Happy Birthday Grandma Theda!
Elizabeth Ann

How Was Your 4th?

Our Fourth of July was full.  After a breakfast of coffee and cinnamon rolls (mostly for the kids) we went to nearby Harrisburg for their annual parade.  Harrisburg is a small, one traffic light, farming town, and they put on a fun parade every year as well as a spectacular fireworks show along the river at night!  We’ve been attending for 15 years and it never gets old!  This year, we invited our friend Mike to join us, as he had never been to this particular event.

These are the faces that say, "Even though I'm a teenager, I'd love to have some candy thrown my way"

These are the faces that say, “Even though I’m a teenager, I’d love to have some candy thrown my way”

My kids are teenagers now, but a parade is still entertaining.  My daughter is still prone to run out into the street and pick up the candy thrown from the floats.  She’s also prone to picking it up and giving it to a small child who may have not seen the candy or wasn’t quick enough.    She’s a good girl.  We’ll keep her!

My son, is more interested in the vehicles that are driven through the parade.  This year, he was mostly interested in all of the emergency vehicles and what would happen if there was an emergency while they were in the parade.  Good question!

Antique machinery is always amazing, especially when it still works!

Antique machinery is always amazing, especially when it still works

IMG_4069 IMG_4076 IMG_4077









After our morning at the parade, we drove back home for lunch, and the annual viewing of “Independence Day”.   It’s the traditional movie of the holiday at our house.  When we saw it for the first time, I was 8 months pregnant with our first child.   I don’t think she liked the movie back then.  It was a loud and intense movie, and she moved around a lot.  Now, she’s nearly 17 and wasn’t that interested in seeing it in person.

In the evening, I made a couple of pizzas for us to feast on while sitting along the waterfront in Harrisburg.   Bringing a pizza to the fireworks show is another tradition for this holiday.  After watching “Independence Day” 17 years ago, we went back to our spot for the fireworks show, and Kevin and the friends who were with us at the time, thought that a pizza would be nice and wondered if the local parlour would deliver to someone literally sitting in a field.  So the guys called in an order and within 30 minutes, a pizza delivery truck pulled up to the edge of the field.  I felt kind of bad for the other spectators there, as they started to gather around the truck thinking that this popular restaurant was bringing hot pizzas to sell.   They were rather disappointed when they were told that they needed to place an order for the truck to come back.

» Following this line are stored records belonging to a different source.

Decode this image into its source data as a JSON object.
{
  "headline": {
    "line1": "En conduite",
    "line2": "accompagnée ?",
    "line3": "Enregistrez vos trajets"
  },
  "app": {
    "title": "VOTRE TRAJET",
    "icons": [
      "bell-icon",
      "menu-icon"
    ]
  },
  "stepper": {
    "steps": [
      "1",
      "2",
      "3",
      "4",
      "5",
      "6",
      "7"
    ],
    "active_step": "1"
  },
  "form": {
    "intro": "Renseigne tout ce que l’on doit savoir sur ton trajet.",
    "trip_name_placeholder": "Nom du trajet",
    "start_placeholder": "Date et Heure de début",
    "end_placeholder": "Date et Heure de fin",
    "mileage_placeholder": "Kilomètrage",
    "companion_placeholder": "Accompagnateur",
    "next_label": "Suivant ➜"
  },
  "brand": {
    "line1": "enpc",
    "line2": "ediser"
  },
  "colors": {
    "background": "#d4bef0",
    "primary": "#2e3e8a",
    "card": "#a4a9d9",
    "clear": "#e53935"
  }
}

While we waiting for darkness, we walked along the waterfront, stopping to talk to people we knew, visit my church’s elephant ear booth, and stop by my friend Debbie’s house.   It’s been a long time since we’ve seen each other in person, and since our kids have seen each other.  All of the kids have grown taller, which, even though we’ve seen each other’s pictures on Facebook, it’s still a little shocking to see in person.

The evening ended with a spectacular fireworks showIMG_4220.  In about 3o minutes, it was all over and we were back in the car, trying to navigate through snails-pace traffic and a couple of neighborhoods where fireworks were being lit in the middle of the street.    We arrived home rather late, expecting to see our cat, Aslan, hiding behind the toilet (his hiding place when there are loud noises outside).  Instead, he was on top of our fridge.

Maybe he thought that the breadbox would make a better bunker!

Elizabeth 🙂